Two weeks ago, Tal Cohen of Kiryat Bialik stood before the Torah and uttered the words common to bar mitzvah boys around the world. For Tal, whose speech and learned abilities lag far behind due to pervasive developmental disorder (PDD), it was an uncommon accomplishment.
“Everything Tal did at his bar mitzvah is in Rabbi Pini’s merit,” said his mother Esti Cohen.
Chabad of Kiryat Bialik’s representative Rabbi Pini Marton met with Tal and nine other boys with PDD at the Kadima public school at regular intervals during the school year to prepare them for their bar mitzvahs.
Now, Rabbi Marton will open Israel’s first Friendship Circle, taking the social benefits of the club for boys with developmental disorders one step further.
“Everyone needs a friend,” said Rabbi Marton.
Friendship Circle, a Chabad sponsored program with 70 branches worldwide, pairs up teen volunteers with children of special needs through visits at home and social programs year round. Kiryat Bialik’s new program will be the first non-school-based Friendship Circle in all of Israel. (Currently, the only other Friendship Circle in the country is a school-based variation run by Chabad of Ashkelon.)
If Chabad Bialik’s Friendship Circle is successful it may start a trend. Chabad of Bavli in Tel Aviv is on track to start its own Friendship Circle around the same time, or shortly afterward. A fringe benefit of the Friendship Circle is its tendency to unite people regardless of social, religious barriers.
“When you work with people, the mask comes off, and you see there’s not so much difference between us,” said Chabad House of Bavli’s Rabbi Shalom Glitsenstein.
On the square of space on Rabbi Marton’s synagogue office desk not snowed under by Chabad Bialik flyers, Jewish books, computer gadgetry, he lays out his plans for Friendship Circle programs. His goal is to begin the first year with 20 volunteers and 10 children. The friends will meet once a week in the children’s homes, and come together for a monthly group activity like bowling.
Parents of children with special needs, most of them members of the bar mitzvah club, have already signed up. “My son cannot express himself,” warned one mother on her application.
Teen volunteers on the other hand are more challenging. Mrs. Esti Marton, a talented graphic designer, prepared attractive computer-based presentations to help make the message of the Friendship Circle interesting to the online generation.
One of the Martons’ neighbors, a friend of Chabad Bialik, is the volunteer coordinator for ORT Bialik, the area’s largest public high school. Students are obligated to fulfill a number of volunteer hours before they can graduate. But the Friendship Circle will be up against the allure of volunteering for the ambulance corps or the fire department, both of which are options for teens in Israel

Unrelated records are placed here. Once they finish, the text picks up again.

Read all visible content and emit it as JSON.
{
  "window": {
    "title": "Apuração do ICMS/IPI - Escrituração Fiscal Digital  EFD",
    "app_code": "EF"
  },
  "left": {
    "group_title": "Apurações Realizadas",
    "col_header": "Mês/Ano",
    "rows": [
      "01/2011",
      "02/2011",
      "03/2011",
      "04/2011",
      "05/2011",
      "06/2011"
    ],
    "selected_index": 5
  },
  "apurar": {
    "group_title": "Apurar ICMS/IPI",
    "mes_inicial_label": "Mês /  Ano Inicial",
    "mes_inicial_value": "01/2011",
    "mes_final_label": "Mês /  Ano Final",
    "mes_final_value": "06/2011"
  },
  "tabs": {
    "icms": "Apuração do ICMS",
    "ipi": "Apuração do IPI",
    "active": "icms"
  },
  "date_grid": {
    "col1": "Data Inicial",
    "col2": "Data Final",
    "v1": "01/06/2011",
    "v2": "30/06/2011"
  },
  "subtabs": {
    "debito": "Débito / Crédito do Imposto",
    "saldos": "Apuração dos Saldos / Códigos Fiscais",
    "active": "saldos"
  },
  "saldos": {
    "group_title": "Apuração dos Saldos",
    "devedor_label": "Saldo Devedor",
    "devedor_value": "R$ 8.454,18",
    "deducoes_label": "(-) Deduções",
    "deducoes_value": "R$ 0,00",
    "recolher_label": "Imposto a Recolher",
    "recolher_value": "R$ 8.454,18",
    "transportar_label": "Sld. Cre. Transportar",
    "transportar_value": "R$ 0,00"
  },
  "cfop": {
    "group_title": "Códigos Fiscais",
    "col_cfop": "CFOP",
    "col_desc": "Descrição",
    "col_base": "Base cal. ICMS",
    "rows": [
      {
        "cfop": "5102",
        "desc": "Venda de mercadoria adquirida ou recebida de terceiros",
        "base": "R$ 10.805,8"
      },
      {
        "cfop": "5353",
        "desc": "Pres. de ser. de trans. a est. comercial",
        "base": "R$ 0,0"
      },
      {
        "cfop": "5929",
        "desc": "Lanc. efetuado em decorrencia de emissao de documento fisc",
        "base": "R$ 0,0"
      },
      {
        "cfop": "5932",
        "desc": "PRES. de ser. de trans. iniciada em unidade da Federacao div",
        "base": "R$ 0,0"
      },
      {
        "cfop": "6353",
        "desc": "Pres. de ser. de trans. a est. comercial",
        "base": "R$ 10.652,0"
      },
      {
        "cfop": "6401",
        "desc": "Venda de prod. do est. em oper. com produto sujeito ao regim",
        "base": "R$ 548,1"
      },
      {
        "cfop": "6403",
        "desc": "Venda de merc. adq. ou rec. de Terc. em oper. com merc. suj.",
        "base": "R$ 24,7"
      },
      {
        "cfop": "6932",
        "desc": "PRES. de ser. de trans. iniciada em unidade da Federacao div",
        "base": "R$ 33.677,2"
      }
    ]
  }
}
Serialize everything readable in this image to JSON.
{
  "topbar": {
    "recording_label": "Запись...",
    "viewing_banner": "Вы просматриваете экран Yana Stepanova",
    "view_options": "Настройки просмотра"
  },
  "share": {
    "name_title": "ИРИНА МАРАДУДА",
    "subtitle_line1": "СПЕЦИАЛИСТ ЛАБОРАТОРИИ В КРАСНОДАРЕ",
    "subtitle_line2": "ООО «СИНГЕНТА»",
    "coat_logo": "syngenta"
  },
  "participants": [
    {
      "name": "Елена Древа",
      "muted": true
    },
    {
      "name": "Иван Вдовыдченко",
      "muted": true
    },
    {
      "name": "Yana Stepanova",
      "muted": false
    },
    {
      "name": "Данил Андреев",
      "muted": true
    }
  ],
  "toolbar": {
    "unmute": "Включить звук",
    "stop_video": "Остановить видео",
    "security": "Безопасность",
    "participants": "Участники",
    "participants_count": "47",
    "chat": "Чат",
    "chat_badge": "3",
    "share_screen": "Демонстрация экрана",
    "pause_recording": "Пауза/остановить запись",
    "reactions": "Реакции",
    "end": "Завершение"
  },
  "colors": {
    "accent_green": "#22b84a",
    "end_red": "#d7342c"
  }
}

The obstacles don’t scare the Martons. Since their appointment to their post five years ago by Chabad of Haifa Bay’s Rabbi Moshe Shmuel Oirechman, they’ve surmounted what others considered not doable. They’ve opened the neighborhood’s first public religious preschool. When they moved to the mostly secular Givat Harakefot neighborhood in Kiryat Bialik on the eve of the Second Lebanon War in 2006, there were no synagogues. People gathered to pray in private homes.
“In times of war, more people feel the need to pray,” said Mrs. Marton.
Chabad opened its doors for High Holiday prayer services, hosted in a large bomb shelter (not an uncommon venue in space-starved Israeli cities). Hundreds attended. Continued interest in the Martons’ prayer services convinced the city to grant them a space to pray. Today Rabbi Marton leads the “Community Synagogue of Givat HaRakefet” in a bright, airy building constructed by the municipality.
On the edge of the synagogue’s property stands a building topped by what looks like a large Parmesan cheese grater. It’s the crusher Kiryat Bialik’s original settlers used to pulverize stone into street-grade gravel for the new town. Chabad Bialik is paving roads towards greater understanding and acceptance of religious Jewish life.
When Rabbi Marton crosses the road from the synagogue to a preschool across from the synagogue, the four-year-olds greet him like a rock star. They cluster around his knees.
A preschooler in a pink sundress runs over. “Rabbi Pini, do you remember we came to your house?”
Throughout the year, Rabbi Marton visits the children to bring them classic Chabad holiday workshops: shofar factory, matzah bakery, Chanukah olive oil pressing.
“They feel like I am their friend,” said Rabbi Marton. “For children to see a rabbi and feel that he is a normal part of their lives is an accomplishment.”
The workshops have become a feature appreciated by local public schools. Ami Reuben, director of Kiryat Bialik’s education department, thanked Rabbi Marton for “enriching the knowledge of many students, especially with regard to Jewish values, Torah and mitzvot” and expressed hope that he “would continue and expand” his activities.
Mrs. Cohen wants Chabad Bialik’s latest program, the Friendship Circle, to meet with the same success.
“I hope Tal will have friends and learn to be a friend.”